Orange General District Court Orange General District Court
Anne Shumate Williams, also known as Anne Goland Anne Shumate Williams, also known as Anne Goland
Investigators, veterinarians and animal rescuers at Peaceable Farm (FILE IMAGE) Investigators, veterinarians and animal rescuers at Peaceable Farm (FILE IMAGE)
Horse taken from Peaceable Farm (FILE IMAGE) Horse taken from Peaceable Farm (FILE IMAGE)
ORANGE, Va. (WVIR) -

The trial of a woman charged with more than 20 counts of animal cruelty after a raid on her farm in Orange County will continue into a second day.

Anne Shumate Williams (aka Anne Goland) is accused of allowing horses, cats, dogs, and chickens in her care at Peaceable Farm to deteriorate or even die. She appeared in Orange General District Court Tuesday, October 31, to stand trial for 27 misdemeanor counts of cruelty to animals.

The charges stem from when deputies with the Orange County Sheriff's Office led a raid at Peaceable Farm on October 19, 2015. Authorities discovered over a hundred horses, as well as many other animals, on the Somerset property. More cats were later found inside a neglected house on the farm’s property.
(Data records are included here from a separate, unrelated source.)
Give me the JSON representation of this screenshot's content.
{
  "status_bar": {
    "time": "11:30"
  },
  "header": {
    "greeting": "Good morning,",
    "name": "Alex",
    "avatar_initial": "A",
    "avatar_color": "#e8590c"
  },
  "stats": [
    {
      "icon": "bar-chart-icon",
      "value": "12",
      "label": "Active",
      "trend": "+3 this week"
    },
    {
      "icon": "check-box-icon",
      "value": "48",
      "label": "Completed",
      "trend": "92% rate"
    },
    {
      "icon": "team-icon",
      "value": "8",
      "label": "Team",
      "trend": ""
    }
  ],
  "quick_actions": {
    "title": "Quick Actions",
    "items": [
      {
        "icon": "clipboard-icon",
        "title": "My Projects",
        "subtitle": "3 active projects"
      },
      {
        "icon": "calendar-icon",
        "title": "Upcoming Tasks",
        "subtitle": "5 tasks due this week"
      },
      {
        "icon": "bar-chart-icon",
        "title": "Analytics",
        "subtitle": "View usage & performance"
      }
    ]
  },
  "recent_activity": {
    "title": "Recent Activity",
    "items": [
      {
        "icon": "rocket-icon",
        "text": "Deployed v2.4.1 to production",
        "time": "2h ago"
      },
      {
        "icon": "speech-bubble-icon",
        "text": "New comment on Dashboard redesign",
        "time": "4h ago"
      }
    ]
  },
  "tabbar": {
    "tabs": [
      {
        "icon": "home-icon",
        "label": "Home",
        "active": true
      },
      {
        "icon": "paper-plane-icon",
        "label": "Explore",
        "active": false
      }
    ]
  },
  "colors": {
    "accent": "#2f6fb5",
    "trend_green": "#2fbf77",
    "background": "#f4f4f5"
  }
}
Thirteen witnesses have so far testified for the prosecution, including four veterinarians.

One of the veterinarians testified three horses at Peaceable Farm suffered from "long starvation," and that some euthanized horses had "significant painful" injuries. Defense attorney Joseph King questioned if there was a way to tell the condition of the horses before they came to farm, which the veterinarian said no.
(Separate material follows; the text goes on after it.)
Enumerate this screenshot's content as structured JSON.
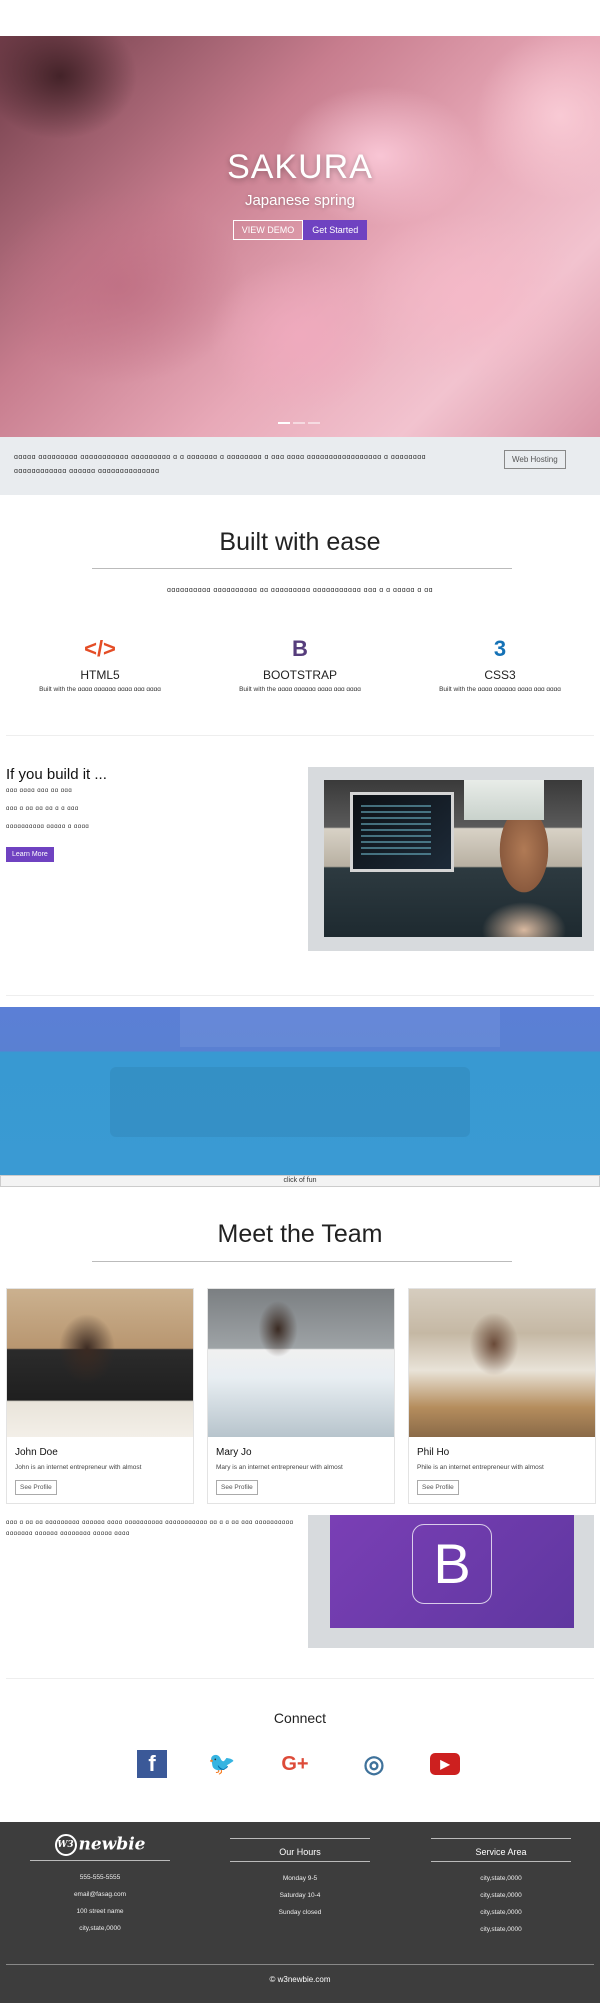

The defense is trying to build a case that these horses were in bad shape before they came to Shumate Williams’ care at Peaceable Farm.

An investigator with the sheriff’s office testified there was no live grass, feed or hay on the entire 100-acre property.

The court saw investigators’ body camera footage from the farm, as well as the conditions inside Shumate Williams' home. The video footage showed animal waste, dead and decaying cats, dogs, and chickens. Skeletal remains could also be seen on the floors. Authorities described the smell as "vile."

Investigators even discovered cat carcasses in a bathtub and smashed between shelves.

In the body camera footage, a deputy asked Shumate Williams to help him understand why there were so many dead animals in her house. She responded, "I don't know that you could."

Horse trainer Tommy Doyle took the witness stand Tuesday, describing to the court how he saw no food or water in a barn during the raid. Doyle said some of the horses were eating wood from the stalls.

Shumate Williams eventually surrendered over 80 horses, 28 cats, and 7 dogs over the course of a few days. A judge approved a $75,000 bond on the afternoon of November 13, 2015, which Shumate Williams posted by that evening.

The judge will continue to hear evidence from the defense team Wednesday, November 1.

Shumate Williams is also facing 13 felonious counts of embezzlement. Investigators believe she took funds that were meant for Peaceable Farm, which was operating as a nonprofit animal rescue.